§ **Extracted entries**:

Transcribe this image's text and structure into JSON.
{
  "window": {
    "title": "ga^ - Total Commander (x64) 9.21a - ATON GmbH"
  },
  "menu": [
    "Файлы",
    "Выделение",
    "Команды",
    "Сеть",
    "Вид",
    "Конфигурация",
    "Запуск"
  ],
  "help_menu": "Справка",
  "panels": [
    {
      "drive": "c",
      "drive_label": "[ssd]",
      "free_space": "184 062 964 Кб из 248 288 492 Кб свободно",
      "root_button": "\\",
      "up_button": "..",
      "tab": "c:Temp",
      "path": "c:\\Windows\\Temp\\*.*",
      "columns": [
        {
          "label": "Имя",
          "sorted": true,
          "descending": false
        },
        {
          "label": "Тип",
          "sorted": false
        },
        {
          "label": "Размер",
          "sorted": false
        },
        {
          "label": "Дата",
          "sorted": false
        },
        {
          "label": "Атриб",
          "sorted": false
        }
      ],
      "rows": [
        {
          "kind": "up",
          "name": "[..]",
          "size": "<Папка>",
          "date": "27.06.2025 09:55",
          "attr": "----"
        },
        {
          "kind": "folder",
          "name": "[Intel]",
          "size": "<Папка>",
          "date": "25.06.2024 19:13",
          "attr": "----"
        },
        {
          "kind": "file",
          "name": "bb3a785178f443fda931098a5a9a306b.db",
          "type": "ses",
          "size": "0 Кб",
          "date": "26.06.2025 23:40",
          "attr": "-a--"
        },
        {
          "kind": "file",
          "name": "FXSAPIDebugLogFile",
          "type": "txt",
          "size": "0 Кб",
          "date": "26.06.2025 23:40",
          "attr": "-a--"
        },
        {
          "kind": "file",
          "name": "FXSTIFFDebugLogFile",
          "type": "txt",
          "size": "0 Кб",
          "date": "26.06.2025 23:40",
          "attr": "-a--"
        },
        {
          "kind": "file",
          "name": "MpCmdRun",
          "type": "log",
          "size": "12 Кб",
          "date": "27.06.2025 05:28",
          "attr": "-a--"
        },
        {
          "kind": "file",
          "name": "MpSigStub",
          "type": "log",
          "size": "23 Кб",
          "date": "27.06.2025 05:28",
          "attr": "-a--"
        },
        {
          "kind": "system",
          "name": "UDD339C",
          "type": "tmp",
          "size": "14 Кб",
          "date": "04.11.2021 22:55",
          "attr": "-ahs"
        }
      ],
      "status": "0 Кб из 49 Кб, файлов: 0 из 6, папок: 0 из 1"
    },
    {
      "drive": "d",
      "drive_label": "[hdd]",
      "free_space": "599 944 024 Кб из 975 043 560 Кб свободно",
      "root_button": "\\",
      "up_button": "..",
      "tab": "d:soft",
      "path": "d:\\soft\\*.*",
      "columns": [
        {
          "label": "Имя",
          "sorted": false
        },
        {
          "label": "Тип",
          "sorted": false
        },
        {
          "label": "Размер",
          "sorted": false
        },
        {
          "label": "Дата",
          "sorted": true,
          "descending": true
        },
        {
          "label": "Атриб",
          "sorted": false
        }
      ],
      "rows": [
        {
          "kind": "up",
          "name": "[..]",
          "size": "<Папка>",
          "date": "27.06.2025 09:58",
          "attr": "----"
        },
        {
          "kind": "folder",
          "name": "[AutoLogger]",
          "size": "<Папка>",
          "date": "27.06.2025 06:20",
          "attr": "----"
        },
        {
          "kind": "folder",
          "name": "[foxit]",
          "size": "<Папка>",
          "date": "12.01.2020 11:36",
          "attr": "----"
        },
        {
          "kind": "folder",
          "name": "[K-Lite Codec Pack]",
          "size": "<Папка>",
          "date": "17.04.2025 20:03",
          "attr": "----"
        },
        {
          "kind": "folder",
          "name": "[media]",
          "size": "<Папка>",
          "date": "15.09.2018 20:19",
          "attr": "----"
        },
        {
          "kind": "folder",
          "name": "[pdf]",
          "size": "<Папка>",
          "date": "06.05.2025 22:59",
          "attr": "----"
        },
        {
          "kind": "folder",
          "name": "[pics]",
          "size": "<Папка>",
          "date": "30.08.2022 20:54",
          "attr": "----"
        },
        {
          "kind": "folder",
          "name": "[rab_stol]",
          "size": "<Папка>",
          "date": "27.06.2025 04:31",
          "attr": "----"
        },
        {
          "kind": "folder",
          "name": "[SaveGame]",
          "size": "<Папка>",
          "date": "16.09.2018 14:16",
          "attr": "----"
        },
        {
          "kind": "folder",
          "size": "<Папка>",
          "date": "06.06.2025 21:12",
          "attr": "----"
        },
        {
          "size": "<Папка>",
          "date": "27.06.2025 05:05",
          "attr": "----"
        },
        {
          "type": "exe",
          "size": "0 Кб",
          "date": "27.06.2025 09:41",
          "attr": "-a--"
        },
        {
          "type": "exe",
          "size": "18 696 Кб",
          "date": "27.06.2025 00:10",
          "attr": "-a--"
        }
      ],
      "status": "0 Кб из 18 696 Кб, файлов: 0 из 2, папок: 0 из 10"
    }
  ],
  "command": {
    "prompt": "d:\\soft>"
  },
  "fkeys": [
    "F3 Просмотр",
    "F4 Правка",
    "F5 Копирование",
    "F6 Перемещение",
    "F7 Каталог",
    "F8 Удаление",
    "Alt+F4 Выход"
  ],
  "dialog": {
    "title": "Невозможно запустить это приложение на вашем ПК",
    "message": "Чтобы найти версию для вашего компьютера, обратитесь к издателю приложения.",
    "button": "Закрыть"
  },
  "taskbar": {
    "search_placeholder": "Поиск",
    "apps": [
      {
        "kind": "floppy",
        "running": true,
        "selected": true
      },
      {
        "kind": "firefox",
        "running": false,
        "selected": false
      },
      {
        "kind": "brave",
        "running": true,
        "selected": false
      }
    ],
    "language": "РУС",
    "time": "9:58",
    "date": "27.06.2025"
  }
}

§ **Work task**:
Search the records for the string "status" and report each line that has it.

§ **Solution to the exercise**:
      "status": "0 Кб из 49 Кб, файлов: 0 из 6, папок: 0 из 1"
      "status": "0 Кб из 18 696 Кб, файлов: 0 из 2, папок: 0 из 10"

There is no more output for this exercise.